The development at the corner of Talbot and Stadacona Street would include four floors, with 40 dwelling units — 39 that have a floor area of between 220 and 340 square feet, plus a larger, 560-square-foot suite for the building manager. The existing one-storey building onsite would be redeveloped into a restaurant to provide a meal program and vocational training for residents.
The plan is to provide a safe, supportive place for people to live after they’ve completed a recovery program, so they’re not having to return to "high-risk situations and struggle to achieve stability in their recovery over the long-term," Riverwood Church says online.
It has purchased the property at 307 and 315 Talbot Ave. for the program and, so far, there has been no opposition from the community to the church’s plan.
"This project aims to empower individuals to make healthy lifestyle choices, develop community, establish and realize goals, and develop their skills to become both stable and independent," the church says on its website.
The project would include common areas for residents, including a rooftop patio on the one-storey portion, a secure and weather-protected area for residents’ bicycles, a meeting room, two offices, a family room, laundry room and a reception area.
"The letter of intent states that the purpose of the proposed development is to ‘facilitate a community-based mature level of sober living for individuals recovering from substance addiction and/or homelessness’ and to support these individuals as they ‘transition from shelters to market housing,’" a report by the city’s urban planning and design division said in November.
The transitional housing project is being proposed by Winnipeg Supportive Housing Inc., in partnership with Riverwood Church Community.
"Participants will have the opportunity to experience a community environment with peer-based supports while gaining access to professional services and relational supports provided by on-site staff, partnering organizations and volunteers," the church says online.
Winnipeg has an estimated 1,500 people who are homeless because of mental illness, addiction, post-traumatic stress disorder and other issues, the church says in its online information about the project.
"When an individual seeking support completes a recovery program, they are often placed back into high-risk situations and struggle to achieve stability in their recovery over the long-term," it says.
The proposed housing project for Elmwood designed by Sputnik Architecture has an estimated cost of $6.1 million, including the land. It would be financed by $3 million from donors, $1.2 million from government sources, and $1.9 million in mortgage financing, the church says online.

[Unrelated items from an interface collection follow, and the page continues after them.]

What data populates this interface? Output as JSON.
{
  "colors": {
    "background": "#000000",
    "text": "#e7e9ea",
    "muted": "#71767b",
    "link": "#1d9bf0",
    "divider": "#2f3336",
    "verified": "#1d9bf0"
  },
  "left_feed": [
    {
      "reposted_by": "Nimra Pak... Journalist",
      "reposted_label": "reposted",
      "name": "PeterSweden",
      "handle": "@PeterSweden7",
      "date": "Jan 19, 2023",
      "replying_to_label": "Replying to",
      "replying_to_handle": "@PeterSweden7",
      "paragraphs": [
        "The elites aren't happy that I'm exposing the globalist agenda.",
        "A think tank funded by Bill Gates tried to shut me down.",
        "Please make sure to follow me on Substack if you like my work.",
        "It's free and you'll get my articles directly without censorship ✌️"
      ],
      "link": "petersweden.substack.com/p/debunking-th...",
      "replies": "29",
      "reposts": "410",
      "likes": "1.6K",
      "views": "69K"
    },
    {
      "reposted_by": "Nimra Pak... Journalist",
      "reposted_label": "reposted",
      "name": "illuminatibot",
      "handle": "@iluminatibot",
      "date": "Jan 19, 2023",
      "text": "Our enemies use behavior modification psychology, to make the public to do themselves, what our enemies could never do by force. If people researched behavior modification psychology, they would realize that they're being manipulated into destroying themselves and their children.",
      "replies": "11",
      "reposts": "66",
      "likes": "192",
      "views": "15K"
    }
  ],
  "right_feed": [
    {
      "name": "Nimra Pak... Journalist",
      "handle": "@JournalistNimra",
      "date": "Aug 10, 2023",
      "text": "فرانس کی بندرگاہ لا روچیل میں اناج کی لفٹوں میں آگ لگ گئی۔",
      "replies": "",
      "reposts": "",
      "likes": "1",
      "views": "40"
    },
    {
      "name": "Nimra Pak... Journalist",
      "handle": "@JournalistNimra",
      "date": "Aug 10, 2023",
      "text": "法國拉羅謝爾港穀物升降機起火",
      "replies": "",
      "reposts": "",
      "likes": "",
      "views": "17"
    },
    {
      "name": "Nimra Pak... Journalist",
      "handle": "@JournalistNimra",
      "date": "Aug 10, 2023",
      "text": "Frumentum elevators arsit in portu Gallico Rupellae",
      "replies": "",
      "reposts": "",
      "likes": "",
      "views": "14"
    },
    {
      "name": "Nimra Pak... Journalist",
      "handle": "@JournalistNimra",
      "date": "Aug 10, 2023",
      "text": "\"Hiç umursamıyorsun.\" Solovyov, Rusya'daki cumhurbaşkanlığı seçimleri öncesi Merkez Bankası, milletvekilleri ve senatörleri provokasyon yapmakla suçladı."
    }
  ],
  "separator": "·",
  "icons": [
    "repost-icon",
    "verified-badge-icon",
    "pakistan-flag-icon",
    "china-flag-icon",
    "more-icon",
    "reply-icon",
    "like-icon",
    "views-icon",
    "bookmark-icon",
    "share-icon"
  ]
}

After 20 years of reporting on the growing diversity of people calling Manitoba home, Carol moved to the legislature bureau in early 2020.